When it comes to growing grape vines and maintaining healthy vineyards most people agree that grapes just aren’t as fussy about their soil as some are fruit species are. Grape vines tolerate a large range of soil conditions and soil chemistry. That doesn’t mean that grapes don’t grow better in certain kinds of soil, though. Even though they will grow just about anywhere, grapes will not thrive in particularly boggy, swampy, or waterlogged environments, extremely acidic, or completely alkaline soil, or those that are barren, or void of nutrients.
What kind of soil do grapes grow best in?
Those experienced with farming grapes recommend a sandy loam as the best soil for growing grapes. The characteristics of sandy loam cater to a grape vine’s needs more than other soil types. The most important factors are that it drains fast, but retains some moisture and has an appropriate amount of nutrients and organic matter. Sandy loam in most cases, also easily maintains the ph range that grapes prefer.
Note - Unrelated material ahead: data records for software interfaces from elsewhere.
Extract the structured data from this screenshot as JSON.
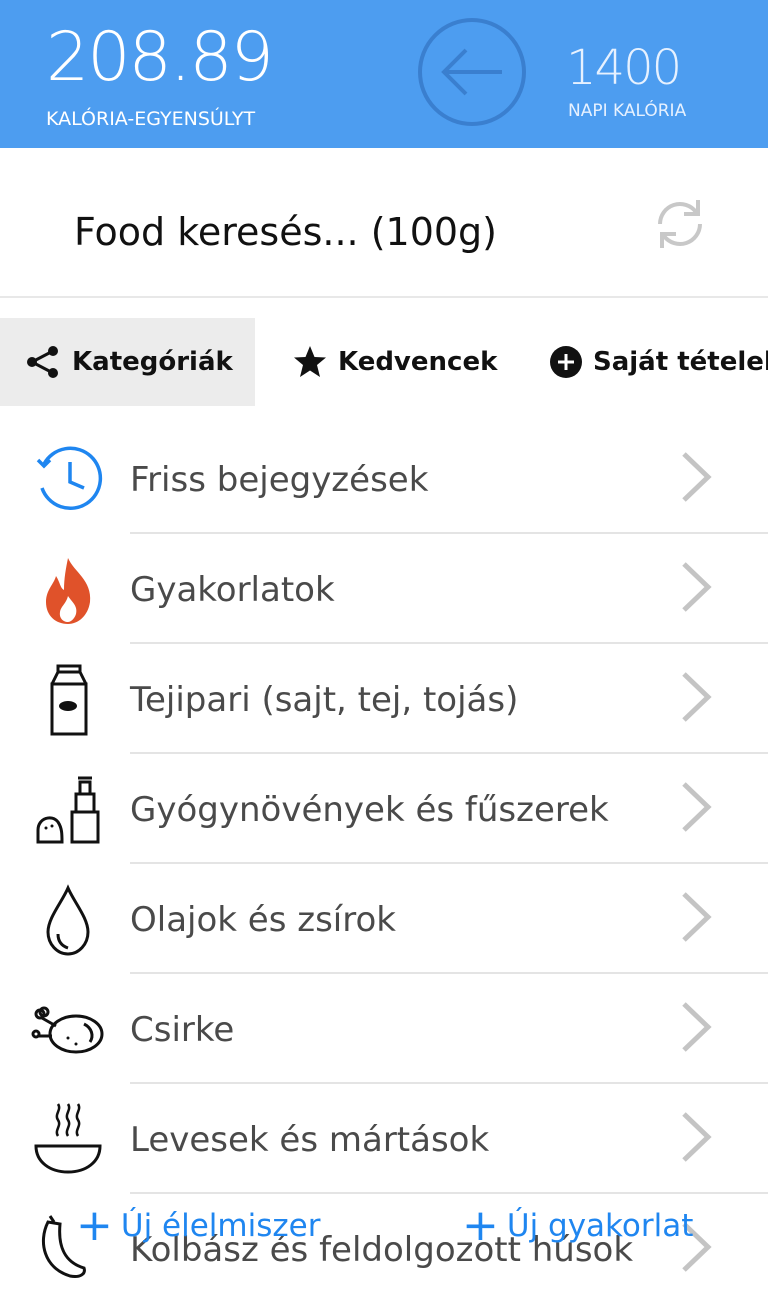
{
  "header": {
    "balance_value": "208.89",
    "balance_label": "KALÓRIA-EGYENSÚLYT",
    "daily_value": "1400",
    "daily_label": "NAPI KALÓRIA",
    "color": "#4d9df0"
  },
  "search": {
    "text": "Food keresés... (100g)"
  },
  "tabs": [
    {
      "label": "Kategóriák",
      "icon": "share-icon",
      "active": true
    },
    {
      "label": "Kedvencek",
      "icon": "star-icon",
      "active": false
    },
    {
      "label": "Saját tételek",
      "icon": "plus-circle-icon",
      "active": false
    }
  ],
  "categories": [
    {
      "label": "Friss bejegyzések",
      "icon": "history-clock-icon"
    },
    {
      "label": "Gyakorlatok",
      "icon": "flame-icon"
    },
    {
      "label": "Tejipari (sajt, tej, tojás)",
      "icon": "milk-carton-icon"
    },
    {
      "label": "Gyógynövények és fűszerek",
      "icon": "salt-pepper-icon"
    },
    {
      "label": "Olajok és zsírok",
      "icon": "oil-drop-icon"
    },
    {
      "label": "Csirke",
      "icon": "roast-chicken-icon"
    },
    {
      "label": "Levesek és mártások",
      "icon": "soup-bowl-icon"
    },
    {
      "label": "Kolbász és feldolgozott húsok",
      "icon": "sausage-icon"
    }
  ],
  "bottom": {
    "new_food": "Új élelmiszer",
    "new_exercise": "Új gyakorlat",
    "accent": "#1f86f0"
  }
}
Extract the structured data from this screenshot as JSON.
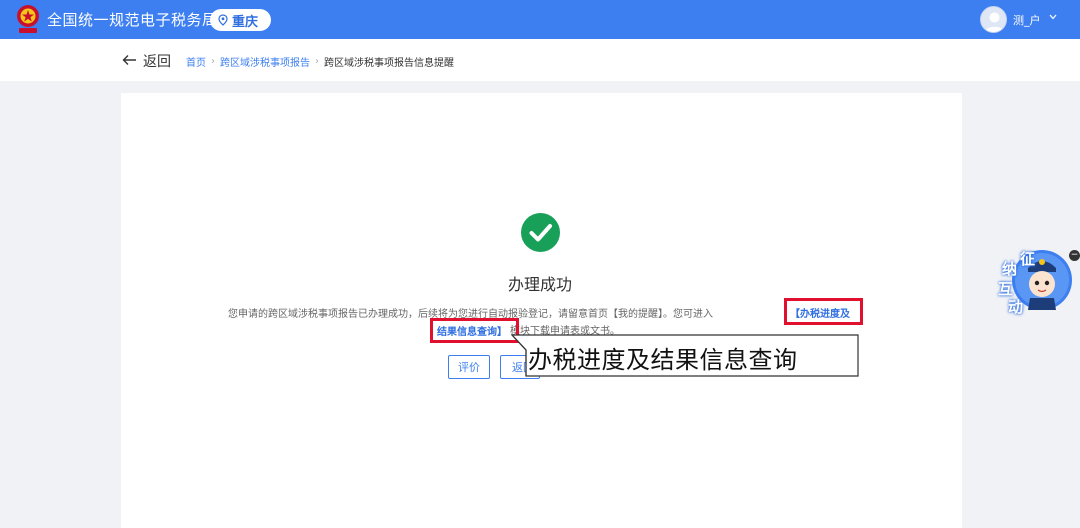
{
  "header": {
    "site_title": "全国统一规范电子税务局",
    "region": "重庆",
    "user_name": "测_户"
  },
  "breadcrumb": {
    "back_label": "返回",
    "items": [
      "首页",
      "跨区域涉税事项报告"
    ],
    "current": "跨区域涉税事项报告信息提醒"
  },
  "result": {
    "title": "办理成功",
    "message_part1": "您申请的跨区域涉税事项报告已办理成功，后续将为您进行自动报验登记，请留意首页【我的提醒】。您可进入",
    "link_part1": "【办税进度及",
    "link_part2": "结果信息查询】",
    "message_part2": "模块下载申请表或文书。",
    "buttons": {
      "rate": "评价",
      "return": "返回"
    }
  },
  "annotation": {
    "callout": "办税进度及结果信息查询"
  },
  "assistant": {
    "chars": [
      "征",
      "纳",
      "互",
      "动"
    ],
    "close": "−"
  },
  "colors": {
    "header_blue": "#3d7ff0",
    "success_green": "#18a058",
    "highlight_red": "#e0102e",
    "link_blue": "#2f6fe0"
  }
}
In some cases grapes are also capable of thriving in silty loam. However, in many instances these silty soil types will need a moisture balancing amendment to support the growth of healthy grape vines. Silty soils tend to hold a lot of water, like clay and can easily become too waterlogged to support grapes if left as is.
Check your soil before you plant
The first thing you should do, before planting is to test your soil. Testing your soil can tell you the general pH level, amount of organic material, its physical characteristics and its chemistry. By knowing all of this you will have all of the knowledge you need to ensure your soil is perfect for optimal grape growth.
If it needs amended, you will know exactly what you need to add to perfect it. For example, grapes need a pH level of 5.5 – 7.0 in in order to thrive. Lime can be used to increase the pH of your soil and sulphur can be used to reduce the pH. Many commercial soil testing kits are available and some are more thorough than others. Be sure to choose one that includes pH level and organic material testing at the minimum.
Test Soil Drainage
Grapes don’t like to sit in soggy soil and are prone to root and vine rot in conditions that are too wet. However, they also need a lot of water, grape vines and the grape itself is comprised mostly of water. Due to this, you will need a well draining soil, that can also retain some moisture. Well-drained soil is defined as soil that leaches all standing water within 24 hours.
To test the drainage of your soil, dig a 12×12 inch hole that is 12 – 18 inches deep in your planting area. Fill this hole with water and allow the ground to absorb it for 30 – 60 minutes. Once the hole is empty, or the time is up refill it again and leave it for 24 hours. If the hole has completely drained after 24 hours your soil drains well enough to support healthy grape vine growth.
If the hole has not drained completely in 24 hours, your soil does not drain well enough for grapes. If the hole has completely drained within only a few hours of being filled the second time, your soil is likely too dry to support grape vines. In either of these cases, the soil will need amended with the proper moisture balancing material to correct the problem.
Amending or improving your soil
Most soil types are capable of being amended fairly easily by adding organic matter. Boggy, waterlogged soil types, or especially hard soil types like silt and heavy clay can be amended by adding vegetable composts, manure, pine bark, chopped hardwood and pea gravel. These materials work to aerate and break up the soil density, allowing it to drain better and prevent it from clumping and compacting. Never use sand to amend boggy, clay, or silt based soils. Sand will contribute to the soil density and make the soil harder, more compacted and more prone to flooding.
It is very important to know about your soil condition for organic gardening. Soil types composed mostly of sand often benefit from organic compost, peat moss and humus. These materials will make the soil denser and allow it to retain adequate amounts of water, while also providing a sturdier anchor for root growth and helping to prevent excessive erosion.